Solberg calls on Russia to respect other nations’ borders
Norway's Prime Minister Erna Solberg speaking to reporters at the town square in Kirkenes at the 70th anniversary of the Red Army's liberation of Finnmark from Nazi-German occupation.(Photo: Thomas Nilsen)
Norway’s Prime Minister says it is important to thank Russia for their liberation of Finnmark 70 years ago, but calls on Moscow to respect international law today.
Erna Solberg was sitting near to Russia’s Foreign Minister Sergey Lavrov as the official ceremony marking the 70th anniversary of the Red Army’s liberation of Finnmark took place at the town square in Kirkenes Saturday.
Speaking to press after Norway’s King Harald had laid wreaths at the monument to the mothers and children during the war, Solberg gave a clear message to Russia when asked about the current tense relations.
”We don’t have a need to improve the relations to Russia, it is Russia that has a need to improve its relation to the rest of the world. That is actually a step they have to take,” Solberg said.
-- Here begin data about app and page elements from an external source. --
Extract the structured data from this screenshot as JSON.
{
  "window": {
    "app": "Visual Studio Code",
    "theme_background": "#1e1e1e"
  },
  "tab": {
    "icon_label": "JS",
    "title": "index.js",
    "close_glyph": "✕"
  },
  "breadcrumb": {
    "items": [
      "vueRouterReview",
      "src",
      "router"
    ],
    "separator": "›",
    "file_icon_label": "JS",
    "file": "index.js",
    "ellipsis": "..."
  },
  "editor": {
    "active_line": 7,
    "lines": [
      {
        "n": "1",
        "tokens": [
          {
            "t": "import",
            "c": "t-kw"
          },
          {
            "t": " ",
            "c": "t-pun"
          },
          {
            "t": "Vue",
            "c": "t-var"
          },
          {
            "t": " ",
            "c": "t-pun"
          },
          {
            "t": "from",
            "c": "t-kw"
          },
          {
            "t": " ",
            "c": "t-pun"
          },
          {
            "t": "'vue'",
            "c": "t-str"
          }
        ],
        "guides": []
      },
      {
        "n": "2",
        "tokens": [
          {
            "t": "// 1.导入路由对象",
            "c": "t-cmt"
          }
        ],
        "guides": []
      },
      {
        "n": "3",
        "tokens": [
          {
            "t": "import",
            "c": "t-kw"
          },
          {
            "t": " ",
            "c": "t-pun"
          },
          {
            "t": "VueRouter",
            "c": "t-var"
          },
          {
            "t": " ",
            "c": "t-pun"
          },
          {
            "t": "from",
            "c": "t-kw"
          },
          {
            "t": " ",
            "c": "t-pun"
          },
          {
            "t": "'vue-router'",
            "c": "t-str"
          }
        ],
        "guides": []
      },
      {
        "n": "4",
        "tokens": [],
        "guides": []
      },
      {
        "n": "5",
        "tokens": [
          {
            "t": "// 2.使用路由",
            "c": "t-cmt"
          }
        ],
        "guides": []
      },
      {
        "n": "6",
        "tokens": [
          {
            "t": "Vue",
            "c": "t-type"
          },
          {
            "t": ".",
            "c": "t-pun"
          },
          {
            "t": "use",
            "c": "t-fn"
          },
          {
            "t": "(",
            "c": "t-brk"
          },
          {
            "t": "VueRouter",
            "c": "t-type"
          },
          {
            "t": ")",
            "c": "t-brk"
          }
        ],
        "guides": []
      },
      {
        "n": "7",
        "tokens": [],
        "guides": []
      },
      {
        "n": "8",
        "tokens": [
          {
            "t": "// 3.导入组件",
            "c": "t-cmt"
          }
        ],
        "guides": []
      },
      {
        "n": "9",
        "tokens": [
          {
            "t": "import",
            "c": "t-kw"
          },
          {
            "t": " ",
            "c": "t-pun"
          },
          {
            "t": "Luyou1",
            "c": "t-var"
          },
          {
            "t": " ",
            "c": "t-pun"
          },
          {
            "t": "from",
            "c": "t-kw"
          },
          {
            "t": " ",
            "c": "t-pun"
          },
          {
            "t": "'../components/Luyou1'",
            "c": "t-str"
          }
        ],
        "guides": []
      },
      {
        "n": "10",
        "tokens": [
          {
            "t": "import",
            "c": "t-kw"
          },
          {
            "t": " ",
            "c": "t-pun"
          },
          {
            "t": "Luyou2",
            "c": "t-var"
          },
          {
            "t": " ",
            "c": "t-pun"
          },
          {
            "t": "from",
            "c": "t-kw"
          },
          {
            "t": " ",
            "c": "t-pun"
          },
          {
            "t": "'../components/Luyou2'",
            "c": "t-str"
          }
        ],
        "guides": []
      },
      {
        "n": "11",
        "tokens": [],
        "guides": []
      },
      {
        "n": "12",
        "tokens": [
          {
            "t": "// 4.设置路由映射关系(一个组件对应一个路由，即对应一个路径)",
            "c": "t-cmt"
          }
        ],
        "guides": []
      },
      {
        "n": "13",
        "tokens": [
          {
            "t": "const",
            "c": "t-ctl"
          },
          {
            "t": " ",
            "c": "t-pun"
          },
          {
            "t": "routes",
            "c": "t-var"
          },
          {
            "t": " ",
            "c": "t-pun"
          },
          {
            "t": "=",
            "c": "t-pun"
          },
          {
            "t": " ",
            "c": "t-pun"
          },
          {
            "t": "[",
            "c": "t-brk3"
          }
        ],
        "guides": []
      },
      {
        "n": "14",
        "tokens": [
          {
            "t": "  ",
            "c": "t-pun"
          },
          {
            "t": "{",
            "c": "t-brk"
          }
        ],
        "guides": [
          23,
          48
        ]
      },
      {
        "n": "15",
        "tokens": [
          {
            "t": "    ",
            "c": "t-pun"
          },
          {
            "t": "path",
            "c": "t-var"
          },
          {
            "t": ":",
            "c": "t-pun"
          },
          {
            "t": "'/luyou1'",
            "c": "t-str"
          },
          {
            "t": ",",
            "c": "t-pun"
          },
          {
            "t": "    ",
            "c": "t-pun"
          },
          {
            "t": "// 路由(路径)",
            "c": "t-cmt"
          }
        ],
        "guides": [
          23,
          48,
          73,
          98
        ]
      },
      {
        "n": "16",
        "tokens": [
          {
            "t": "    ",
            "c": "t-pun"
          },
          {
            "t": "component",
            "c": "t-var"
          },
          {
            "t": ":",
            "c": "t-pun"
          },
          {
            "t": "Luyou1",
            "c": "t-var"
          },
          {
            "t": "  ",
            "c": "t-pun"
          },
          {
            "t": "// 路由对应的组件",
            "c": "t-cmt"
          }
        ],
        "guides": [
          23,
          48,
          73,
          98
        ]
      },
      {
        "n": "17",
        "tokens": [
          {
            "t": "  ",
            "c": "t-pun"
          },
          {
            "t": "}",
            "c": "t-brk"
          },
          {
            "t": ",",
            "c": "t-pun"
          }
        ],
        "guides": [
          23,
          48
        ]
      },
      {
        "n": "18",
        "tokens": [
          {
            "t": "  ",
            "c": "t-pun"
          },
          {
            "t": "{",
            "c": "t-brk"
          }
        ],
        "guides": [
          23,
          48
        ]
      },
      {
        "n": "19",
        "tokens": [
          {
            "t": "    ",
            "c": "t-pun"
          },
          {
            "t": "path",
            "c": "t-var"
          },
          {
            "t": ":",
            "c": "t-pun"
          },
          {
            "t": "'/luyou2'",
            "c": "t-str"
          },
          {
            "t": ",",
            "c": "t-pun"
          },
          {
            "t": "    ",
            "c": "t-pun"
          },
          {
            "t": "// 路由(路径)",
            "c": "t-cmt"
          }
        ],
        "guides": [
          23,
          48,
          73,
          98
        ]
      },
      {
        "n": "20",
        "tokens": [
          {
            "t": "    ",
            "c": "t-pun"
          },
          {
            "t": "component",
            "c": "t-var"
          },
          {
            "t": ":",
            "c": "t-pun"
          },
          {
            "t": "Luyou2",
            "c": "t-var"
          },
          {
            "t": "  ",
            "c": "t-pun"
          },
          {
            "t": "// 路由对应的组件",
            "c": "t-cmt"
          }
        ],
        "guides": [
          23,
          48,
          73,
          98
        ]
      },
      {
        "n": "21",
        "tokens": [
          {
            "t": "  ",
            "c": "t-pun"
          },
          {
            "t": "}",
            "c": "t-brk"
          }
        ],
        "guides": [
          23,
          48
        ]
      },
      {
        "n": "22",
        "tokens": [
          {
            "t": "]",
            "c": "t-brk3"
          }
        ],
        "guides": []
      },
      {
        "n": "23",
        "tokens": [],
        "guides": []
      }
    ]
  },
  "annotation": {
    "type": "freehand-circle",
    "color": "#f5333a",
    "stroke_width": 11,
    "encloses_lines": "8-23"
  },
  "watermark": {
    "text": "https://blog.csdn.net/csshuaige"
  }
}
The Prime Minister, however, highlighted that this anniversary is not a meeting place for conflict, but for expressing gratitude to Norway’s neighbour in the northeast.
“It is not difficult to thank for what happened 70 years ago. At that time, the Soviet Union and most of our international friends in war with Nazi-Germany.”
In his speech, Norway’s King Harald expressed a strong “thank you” for the Red Army’s liberation of Finnmark. “We will never forget what the Soviet people did so that the bells half a year later could call across all of Europe, proclaiming that the sufferings of war were over, and that peace again could descend over our continent,” the King said with emotions.
Erna Solberg said to reporters it is important to learn from history.
“A Europe in conflict as it was 70 years ago is something we should lay behind us. The destiny for people is the same today; war and conflict harms mostly the civilian population,” Solberg said with a clear message to what happens in Eastern Ukraine.
“Russia must follow up the peace plan and we must see changes from the Russia side.”
Asked about how to restore good relations between Norway and Russia, Prime Minister Solberg called on Russia to change course:
“It is important for us to return to good relations, relations that now are partly suspended because of Russia’s own behaviors,” Solberg said.
“Russia must abstain from giving more support to the separatist movement and the rebels in parts of Ukraine.”
Norway has frozen military cooperation and top political meetings with Russia after Russia’s annexation of Crimea and Moscow’s support to Pro-Russian forces in Eastern Ukraine. Norway has also imposed the same set of sanctions against Russia as the European Union because of Moscow’s violation of international law.